Venetian Views: Canaletto to Stieglitz

Venice has been painted and described many thousands of times, and of all the cities of the word is the easiest to visit without going there. Everyone has been there, and everyone has brought back a collection of photographs.

–Henry James, 1882

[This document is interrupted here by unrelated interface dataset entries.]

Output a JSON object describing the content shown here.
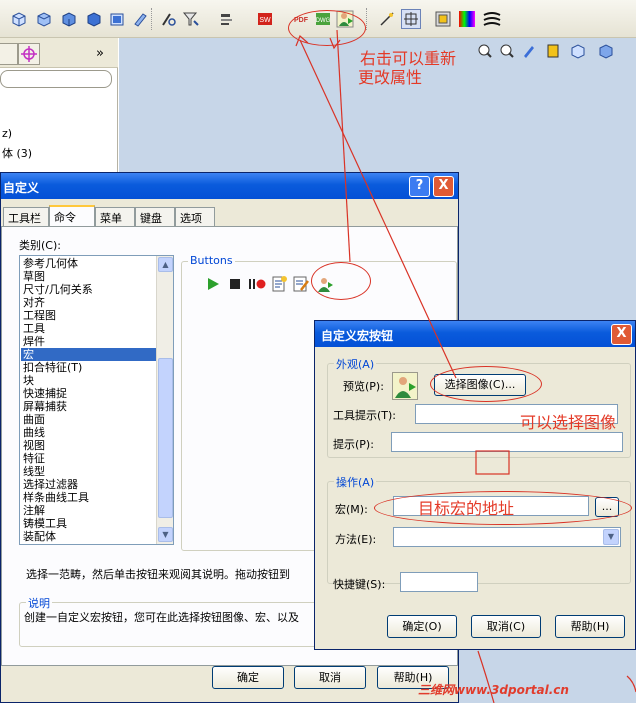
{
  "colors": {
    "titlebar": "#0a5bdc",
    "dialog_bg": "#ece9d8",
    "graphics_bg": "#c7d6e8",
    "selection": "#316ac5",
    "group_label": "#0046d5",
    "annotation": "#e43a27"
  },
  "toolbar": {
    "icons": [
      "view-front-icon",
      "view-back-icon",
      "view-left-icon",
      "view-right-icon",
      "view-top-icon",
      "view-iso-icon",
      "sketch-icon",
      "filter-icon",
      "layer-icon",
      "solidworks-icon",
      "pdf-icon",
      "dwg-icon",
      "macro-button-icon",
      "smart-dimension-icon",
      "sketch-pressed-icon",
      "appearance-icon",
      "color-icon",
      "zebra-icon"
    ]
  },
  "left_panel": {
    "tab_more": "»",
    "tree": [
      "z)",
      "体 (3)"
    ]
  },
  "customize_dialog": {
    "title": "自定义",
    "help": "?",
    "close": "X",
    "tabs": [
      "工具栏",
      "命令",
      "菜单",
      "键盘",
      "选项"
    ],
    "category_label": "类别(C):",
    "categories": [
      "参考几何体",
      "草图",
      "尺寸/几何关系",
      "对齐",
      "工程图",
      "工具",
      "焊件",
      "宏",
      "扣合特征(T)",
      "块",
      "快速捕捉",
      "屏幕捕获",
      "曲面",
      "曲线",
      "视图",
      "特征",
      "线型",
      "选择过滤器",
      "样条曲线工具",
      "注解",
      "铸模工具",
      "装配体"
    ],
    "selected_category": "宏",
    "buttons_group": "Buttons",
    "button_icons": [
      "run-macro-icon",
      "stop-macro-icon",
      "record-macro-icon",
      "new-macro-icon",
      "edit-macro-icon",
      "custom-macro-button-icon"
    ],
    "hint": "选择一范畴，然后单击按钮来观阅其说明。拖动按钮到",
    "description_group": "说明",
    "description": "创建一自定义宏按钮，您可在此选择按钮图像、宏、以及",
    "ok": "确定",
    "cancel": "取消",
    "help_button": "帮助(H)"
  },
  "macro_dialog": {
    "title": "自定义宏按钮",
    "close": "X",
    "appearance_group": "外观(A)",
    "preview_label": "预览(P):",
    "choose_image": "选择图像(C)...",
    "tooltip_label": "工具提示(T):",
    "tooltip_value": "",
    "prompt_label": "提示(P):",
    "prompt_value": "",
    "action_group": "操作(A)",
    "macro_label": "宏(M):",
    "macro_value": "",
    "browse": "...",
    "method_label": "方法(E):",
    "method_value": "",
    "shortcut_label": "快捷键(S):",
    "shortcut_value": "",
    "ok": "确定(O)",
    "cancel": "取消(C)",
    "help": "帮助(H)"
  },
  "annotations": {
    "right_click": "右击可以重新",
    "right_click_2": "更改属性",
    "choose_image": "可以选择图像",
    "macro_path": "目标宏的地址"
  },
  "watermark": "三维网www.3dportal.cn"
}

This selection of Venetian views from the early eighteenth through the early twentieth century reveals a rich variety of approaches to the portrayal of this fascinating city through the mediums of etching, watercolor, and photography. Seemingly suspended between sea and sky, Venice has long been a "must-see" destination for tourists–now numbering more than twenty million a year– and a magnet for artists seeking to capture the alluring interplay of architecture, light, and water. Although recognizable buildings appear in the backgrounds of sixteenth-century religious paintings, it is not until the eighteenth century and the phenomenon of the Grand Tour–the prerequisite "gap year" spent traveling on the Continent for young British aristocrats–that a market developed for full-fledged wide-angled views or "vedute" of the city itself, either in paintings or in less expensive etchings, which like snapshots, could be preserved in albums. While many artists, including Thomas Moran, continued to focus on the principal monuments, others such as James McNeill Whistler and Alfred Stieglitz preferred to cast their lens on the obscure views offered by Venice's labyrinth of alleys and back canals.